Lines holding the word "green" in the material below: count them and write the number alone.

◆ ◆ ◆ ◆ ◆ ◆ ◆

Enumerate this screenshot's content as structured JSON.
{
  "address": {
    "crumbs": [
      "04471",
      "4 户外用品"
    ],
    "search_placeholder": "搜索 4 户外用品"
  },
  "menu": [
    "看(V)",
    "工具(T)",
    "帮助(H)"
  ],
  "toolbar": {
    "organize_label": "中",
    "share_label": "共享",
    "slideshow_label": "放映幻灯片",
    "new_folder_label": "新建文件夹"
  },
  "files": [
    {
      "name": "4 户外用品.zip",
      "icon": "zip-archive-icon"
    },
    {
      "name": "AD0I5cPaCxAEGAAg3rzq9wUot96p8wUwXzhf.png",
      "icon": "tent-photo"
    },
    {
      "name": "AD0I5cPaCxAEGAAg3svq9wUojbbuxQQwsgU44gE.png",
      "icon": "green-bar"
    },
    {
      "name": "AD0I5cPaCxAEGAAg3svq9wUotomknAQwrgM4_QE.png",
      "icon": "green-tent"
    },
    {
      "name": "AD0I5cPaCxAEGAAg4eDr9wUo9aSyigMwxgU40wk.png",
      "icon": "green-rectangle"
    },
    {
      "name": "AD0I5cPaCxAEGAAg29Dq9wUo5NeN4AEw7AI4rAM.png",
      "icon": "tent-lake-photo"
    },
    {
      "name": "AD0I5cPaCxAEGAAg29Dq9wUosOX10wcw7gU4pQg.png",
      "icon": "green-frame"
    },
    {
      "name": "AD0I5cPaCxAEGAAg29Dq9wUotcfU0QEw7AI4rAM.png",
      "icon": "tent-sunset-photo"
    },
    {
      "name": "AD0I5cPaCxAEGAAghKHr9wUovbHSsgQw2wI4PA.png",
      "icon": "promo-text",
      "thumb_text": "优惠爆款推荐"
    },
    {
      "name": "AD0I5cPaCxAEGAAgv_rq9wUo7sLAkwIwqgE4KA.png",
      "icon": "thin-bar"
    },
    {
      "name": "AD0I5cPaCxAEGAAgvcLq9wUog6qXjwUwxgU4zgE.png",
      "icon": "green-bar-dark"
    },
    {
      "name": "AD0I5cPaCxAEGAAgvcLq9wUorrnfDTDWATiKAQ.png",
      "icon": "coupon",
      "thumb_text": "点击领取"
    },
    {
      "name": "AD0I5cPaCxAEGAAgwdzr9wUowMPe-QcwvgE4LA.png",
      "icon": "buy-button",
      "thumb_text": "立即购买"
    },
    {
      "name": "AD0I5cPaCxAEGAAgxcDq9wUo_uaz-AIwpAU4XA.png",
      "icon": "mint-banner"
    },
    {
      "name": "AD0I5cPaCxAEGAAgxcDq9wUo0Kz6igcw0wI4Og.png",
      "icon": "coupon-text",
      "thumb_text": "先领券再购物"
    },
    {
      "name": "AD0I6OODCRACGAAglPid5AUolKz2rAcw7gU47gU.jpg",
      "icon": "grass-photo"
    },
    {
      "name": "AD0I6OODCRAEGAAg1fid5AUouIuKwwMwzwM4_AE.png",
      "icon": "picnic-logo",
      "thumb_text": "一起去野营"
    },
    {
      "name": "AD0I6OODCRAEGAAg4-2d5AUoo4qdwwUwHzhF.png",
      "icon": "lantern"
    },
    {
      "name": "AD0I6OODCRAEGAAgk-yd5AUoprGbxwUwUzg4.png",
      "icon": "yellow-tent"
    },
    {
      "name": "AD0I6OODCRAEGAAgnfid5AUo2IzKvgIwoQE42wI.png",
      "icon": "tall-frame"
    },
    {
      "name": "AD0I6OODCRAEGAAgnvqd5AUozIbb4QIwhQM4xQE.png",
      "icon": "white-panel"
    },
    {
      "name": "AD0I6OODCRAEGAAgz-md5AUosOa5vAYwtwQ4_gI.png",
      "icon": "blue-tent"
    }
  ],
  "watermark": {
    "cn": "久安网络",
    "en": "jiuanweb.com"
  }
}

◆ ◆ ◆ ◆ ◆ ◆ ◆

▶ _Task solution_:
5